The article formalizes the Cayley's theorem saying that every group G is isomorphic to a subgroup of the symmetric group on G.


The paper introduces Cartesian products in categories without uniqueness of cod and dom. It is proven that set-theoretical product is the product in the category Ens [7].


Cayley-Dickson construction produces a sequence of normed algebras over real numbers. Its consequent applications result in complex numbers, quaternions, octonions, etc. In this paper we formalize the construction and prove its basic properties.


In this article we prove that fundamental groups based at the unit point of topological groups are commutative [11].


In this article, we formalize in the Mizar system [3] the notion of the derivative of polynomials over the field of real numbers [4]. To define it, we use the derivative of functions between reals and reals [9].

Arithmetic Operations on Functions from Sets into Functional Sets

In this paper we introduce sets containing number-valued functions. Different arithmetic operations on maps between any set and such functional sets are later defined.

MML identifier: VALUED 2, version: 7.11.01 4.117.1046

The Correspondence Between n-dimensional Euclidean Space and the Product of n Real Lines

In the article we prove that a family of open n-hypercubes is a basis of n-dimensional Euclidean space. The equality of the space and the product of n real lines has been proven.

Mazur-Ulam Theorem

The Mazur-Ulam theorem [15] has been formulated as two registrations: cluster bijective isometric -> midpoints-preserving Function of E, F; and cluster isometric midpoints-preserving -> Affine Function of E, F; A proof given by Jussi Väisälä [23] has been formalized.

Miscellaneous Facts about Open Functions and Continuous Functions

In this article we give definitions of open functions and continuous functions formulated in terms of "balls" of given topological spaces.

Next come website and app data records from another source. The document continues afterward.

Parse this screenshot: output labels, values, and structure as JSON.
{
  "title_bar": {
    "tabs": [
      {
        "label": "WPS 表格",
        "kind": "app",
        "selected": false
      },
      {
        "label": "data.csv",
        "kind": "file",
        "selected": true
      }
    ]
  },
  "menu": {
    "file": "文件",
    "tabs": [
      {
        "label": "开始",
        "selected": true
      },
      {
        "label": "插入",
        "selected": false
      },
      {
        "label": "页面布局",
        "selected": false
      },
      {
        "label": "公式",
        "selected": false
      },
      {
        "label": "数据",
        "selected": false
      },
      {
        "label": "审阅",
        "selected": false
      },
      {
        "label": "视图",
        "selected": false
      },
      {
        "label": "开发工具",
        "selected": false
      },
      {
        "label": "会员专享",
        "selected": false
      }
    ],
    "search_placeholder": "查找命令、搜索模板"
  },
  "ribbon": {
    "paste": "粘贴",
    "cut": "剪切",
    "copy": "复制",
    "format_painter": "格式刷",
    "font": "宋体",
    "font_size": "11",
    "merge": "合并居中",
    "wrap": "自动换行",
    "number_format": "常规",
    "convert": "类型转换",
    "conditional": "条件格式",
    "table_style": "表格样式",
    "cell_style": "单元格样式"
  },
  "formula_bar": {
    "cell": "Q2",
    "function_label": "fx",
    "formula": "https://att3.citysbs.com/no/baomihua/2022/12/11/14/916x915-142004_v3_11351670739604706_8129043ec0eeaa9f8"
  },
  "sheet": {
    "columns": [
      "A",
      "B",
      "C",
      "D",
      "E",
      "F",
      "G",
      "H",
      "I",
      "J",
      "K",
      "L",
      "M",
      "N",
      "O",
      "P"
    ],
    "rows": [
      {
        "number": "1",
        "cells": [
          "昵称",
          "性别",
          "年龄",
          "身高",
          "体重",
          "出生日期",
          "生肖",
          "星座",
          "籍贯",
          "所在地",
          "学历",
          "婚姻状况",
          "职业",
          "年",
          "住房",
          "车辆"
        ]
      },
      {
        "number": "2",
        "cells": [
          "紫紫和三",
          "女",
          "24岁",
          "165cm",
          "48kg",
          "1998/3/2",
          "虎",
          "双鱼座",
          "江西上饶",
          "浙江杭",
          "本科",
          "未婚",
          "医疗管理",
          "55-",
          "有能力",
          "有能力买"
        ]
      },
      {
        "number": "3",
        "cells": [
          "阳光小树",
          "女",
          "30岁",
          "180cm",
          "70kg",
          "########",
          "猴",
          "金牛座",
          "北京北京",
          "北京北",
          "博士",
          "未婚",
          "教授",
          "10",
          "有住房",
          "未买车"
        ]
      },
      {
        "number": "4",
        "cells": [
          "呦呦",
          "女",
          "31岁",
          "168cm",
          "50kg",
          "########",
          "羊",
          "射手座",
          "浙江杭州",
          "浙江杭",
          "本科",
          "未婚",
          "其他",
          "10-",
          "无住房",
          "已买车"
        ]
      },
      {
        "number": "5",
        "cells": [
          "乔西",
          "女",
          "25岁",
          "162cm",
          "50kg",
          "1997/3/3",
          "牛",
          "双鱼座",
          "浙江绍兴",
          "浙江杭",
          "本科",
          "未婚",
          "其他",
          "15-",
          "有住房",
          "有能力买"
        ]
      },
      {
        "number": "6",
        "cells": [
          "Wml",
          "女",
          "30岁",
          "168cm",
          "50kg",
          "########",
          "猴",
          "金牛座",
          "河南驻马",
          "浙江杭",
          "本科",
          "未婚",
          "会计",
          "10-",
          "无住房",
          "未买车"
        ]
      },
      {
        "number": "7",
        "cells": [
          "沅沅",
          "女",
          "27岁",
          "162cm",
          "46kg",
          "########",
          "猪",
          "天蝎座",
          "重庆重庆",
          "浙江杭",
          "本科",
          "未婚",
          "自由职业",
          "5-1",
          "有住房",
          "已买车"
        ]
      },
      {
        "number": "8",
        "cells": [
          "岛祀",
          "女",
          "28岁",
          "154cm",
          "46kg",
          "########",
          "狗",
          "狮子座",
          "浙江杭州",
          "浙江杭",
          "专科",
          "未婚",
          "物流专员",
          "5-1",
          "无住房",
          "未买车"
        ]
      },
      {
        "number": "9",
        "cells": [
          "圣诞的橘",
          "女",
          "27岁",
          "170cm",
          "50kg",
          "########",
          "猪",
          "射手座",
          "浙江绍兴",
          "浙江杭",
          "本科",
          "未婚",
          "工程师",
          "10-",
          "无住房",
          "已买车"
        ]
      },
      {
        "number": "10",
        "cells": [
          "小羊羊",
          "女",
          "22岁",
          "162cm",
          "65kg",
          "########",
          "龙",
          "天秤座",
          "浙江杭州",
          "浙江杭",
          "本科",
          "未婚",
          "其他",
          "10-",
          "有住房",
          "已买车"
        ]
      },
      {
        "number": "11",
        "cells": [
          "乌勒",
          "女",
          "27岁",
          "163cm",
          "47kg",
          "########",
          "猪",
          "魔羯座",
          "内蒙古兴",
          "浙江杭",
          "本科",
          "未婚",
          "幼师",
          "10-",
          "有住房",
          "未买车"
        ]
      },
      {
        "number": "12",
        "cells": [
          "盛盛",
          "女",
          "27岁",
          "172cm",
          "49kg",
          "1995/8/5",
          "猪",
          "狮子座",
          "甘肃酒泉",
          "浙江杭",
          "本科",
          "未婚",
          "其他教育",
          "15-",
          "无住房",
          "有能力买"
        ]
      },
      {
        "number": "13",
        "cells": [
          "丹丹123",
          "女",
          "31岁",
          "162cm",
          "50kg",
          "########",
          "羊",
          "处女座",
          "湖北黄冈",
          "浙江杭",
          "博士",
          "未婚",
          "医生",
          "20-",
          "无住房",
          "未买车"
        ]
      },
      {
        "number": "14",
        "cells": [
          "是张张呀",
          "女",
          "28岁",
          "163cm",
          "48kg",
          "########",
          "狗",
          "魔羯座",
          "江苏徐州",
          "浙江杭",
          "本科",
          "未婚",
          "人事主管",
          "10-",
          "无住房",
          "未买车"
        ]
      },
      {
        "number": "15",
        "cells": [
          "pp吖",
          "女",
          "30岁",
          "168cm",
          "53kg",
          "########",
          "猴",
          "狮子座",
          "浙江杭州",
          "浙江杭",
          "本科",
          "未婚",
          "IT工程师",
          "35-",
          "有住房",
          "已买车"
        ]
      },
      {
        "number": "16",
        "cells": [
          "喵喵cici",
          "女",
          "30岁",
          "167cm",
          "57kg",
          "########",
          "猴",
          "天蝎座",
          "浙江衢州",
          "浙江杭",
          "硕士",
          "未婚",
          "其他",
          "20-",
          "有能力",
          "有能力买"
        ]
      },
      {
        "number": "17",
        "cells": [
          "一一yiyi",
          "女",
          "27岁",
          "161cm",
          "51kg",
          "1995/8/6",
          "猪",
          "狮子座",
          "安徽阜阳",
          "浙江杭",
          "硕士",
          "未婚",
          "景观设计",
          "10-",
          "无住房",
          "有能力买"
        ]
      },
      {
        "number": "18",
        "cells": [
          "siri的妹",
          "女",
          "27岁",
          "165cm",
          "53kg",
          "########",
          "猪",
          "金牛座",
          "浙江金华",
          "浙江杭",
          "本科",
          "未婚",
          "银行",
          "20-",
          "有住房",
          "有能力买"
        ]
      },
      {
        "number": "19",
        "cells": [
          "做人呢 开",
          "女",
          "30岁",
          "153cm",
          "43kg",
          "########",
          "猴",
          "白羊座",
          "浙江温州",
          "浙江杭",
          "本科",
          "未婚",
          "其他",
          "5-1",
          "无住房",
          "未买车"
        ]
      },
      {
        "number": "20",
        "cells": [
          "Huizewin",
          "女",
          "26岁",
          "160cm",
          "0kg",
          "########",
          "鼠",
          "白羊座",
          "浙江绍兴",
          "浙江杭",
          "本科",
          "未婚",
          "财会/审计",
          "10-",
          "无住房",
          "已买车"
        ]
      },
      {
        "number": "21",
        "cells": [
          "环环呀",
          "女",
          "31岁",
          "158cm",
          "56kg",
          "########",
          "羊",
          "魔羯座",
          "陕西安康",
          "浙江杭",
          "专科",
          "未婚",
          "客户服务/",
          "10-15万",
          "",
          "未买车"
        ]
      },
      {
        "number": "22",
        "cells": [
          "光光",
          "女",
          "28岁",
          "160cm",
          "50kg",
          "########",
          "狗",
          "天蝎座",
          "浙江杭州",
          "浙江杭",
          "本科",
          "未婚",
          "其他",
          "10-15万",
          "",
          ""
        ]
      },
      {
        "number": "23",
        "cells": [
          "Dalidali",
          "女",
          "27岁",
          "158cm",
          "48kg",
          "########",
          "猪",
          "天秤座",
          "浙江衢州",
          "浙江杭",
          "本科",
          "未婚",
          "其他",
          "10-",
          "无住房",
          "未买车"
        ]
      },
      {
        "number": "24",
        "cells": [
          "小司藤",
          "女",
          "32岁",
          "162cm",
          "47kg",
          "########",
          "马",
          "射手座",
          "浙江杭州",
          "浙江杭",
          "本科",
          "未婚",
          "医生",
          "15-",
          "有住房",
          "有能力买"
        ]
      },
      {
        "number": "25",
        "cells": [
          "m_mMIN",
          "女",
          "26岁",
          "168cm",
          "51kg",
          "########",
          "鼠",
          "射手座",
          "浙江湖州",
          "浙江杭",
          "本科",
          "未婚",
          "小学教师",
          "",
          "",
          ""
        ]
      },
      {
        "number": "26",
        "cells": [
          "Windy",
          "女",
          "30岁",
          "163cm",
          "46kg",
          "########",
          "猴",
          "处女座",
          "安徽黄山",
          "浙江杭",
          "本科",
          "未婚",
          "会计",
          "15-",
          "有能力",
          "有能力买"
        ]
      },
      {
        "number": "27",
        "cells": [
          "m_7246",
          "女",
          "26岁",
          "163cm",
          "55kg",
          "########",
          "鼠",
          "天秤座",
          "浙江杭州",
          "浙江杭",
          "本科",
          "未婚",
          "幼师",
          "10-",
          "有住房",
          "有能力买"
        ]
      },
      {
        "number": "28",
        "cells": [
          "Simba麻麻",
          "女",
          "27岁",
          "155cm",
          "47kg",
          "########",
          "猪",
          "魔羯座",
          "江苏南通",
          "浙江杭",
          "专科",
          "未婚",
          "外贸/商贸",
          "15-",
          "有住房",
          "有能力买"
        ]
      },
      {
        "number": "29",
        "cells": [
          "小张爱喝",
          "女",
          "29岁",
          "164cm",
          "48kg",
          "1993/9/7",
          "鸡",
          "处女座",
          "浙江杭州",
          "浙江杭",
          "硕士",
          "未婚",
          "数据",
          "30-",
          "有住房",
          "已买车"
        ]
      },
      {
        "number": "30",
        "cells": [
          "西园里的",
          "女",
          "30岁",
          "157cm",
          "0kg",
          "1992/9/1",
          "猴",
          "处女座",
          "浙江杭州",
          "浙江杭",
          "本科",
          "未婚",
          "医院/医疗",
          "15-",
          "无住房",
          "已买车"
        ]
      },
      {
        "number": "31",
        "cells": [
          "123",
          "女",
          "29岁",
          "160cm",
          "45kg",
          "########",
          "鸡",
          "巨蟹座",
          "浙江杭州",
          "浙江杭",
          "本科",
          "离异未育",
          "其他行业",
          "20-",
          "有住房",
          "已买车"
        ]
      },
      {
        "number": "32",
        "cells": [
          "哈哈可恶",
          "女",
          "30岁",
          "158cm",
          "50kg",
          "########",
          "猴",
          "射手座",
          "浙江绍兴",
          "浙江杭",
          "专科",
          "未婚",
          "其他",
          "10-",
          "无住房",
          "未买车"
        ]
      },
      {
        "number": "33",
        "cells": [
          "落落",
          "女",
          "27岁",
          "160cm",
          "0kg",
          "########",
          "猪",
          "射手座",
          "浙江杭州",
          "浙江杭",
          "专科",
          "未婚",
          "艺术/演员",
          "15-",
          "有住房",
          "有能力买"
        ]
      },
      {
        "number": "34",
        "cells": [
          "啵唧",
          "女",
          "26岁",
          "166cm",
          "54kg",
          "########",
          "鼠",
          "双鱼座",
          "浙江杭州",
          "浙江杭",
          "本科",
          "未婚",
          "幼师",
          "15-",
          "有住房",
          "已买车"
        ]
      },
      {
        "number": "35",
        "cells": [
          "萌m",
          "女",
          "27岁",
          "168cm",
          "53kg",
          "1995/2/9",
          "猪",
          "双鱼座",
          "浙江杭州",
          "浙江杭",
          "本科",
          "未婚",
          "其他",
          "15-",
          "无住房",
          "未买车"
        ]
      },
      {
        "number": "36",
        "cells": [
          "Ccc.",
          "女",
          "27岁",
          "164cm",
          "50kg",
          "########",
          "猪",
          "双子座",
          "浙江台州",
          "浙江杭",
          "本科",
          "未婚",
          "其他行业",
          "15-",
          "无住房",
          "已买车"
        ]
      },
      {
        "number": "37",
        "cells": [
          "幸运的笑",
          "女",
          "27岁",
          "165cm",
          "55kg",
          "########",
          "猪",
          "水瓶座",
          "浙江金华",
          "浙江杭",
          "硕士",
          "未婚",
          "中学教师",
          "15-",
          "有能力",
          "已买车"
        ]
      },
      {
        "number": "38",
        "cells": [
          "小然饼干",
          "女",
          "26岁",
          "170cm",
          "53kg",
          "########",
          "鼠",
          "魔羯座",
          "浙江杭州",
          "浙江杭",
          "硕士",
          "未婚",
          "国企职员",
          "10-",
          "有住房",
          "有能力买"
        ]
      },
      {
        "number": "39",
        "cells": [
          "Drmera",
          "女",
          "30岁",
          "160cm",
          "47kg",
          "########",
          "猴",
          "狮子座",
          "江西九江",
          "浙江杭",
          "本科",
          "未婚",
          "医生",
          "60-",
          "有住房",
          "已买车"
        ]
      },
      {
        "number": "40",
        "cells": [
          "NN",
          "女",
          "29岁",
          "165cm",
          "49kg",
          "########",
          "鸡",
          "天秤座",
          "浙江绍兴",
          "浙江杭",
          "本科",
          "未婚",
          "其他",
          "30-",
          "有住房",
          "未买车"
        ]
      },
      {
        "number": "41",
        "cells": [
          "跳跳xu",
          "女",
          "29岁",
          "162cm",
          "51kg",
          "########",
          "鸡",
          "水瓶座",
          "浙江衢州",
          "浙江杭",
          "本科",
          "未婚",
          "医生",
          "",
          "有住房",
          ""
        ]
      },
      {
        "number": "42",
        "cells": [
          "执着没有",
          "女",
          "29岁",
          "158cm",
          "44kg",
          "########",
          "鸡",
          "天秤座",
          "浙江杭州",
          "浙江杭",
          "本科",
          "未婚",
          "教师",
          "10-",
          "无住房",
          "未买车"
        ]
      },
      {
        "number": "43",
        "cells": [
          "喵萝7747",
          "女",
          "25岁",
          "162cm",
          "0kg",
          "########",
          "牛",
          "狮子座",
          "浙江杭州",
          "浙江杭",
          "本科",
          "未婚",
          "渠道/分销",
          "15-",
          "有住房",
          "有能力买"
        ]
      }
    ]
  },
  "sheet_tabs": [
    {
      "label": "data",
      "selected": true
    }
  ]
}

On the Continuity of Some Functions

We prove that basic arithmetic operations preserve continuity of functions.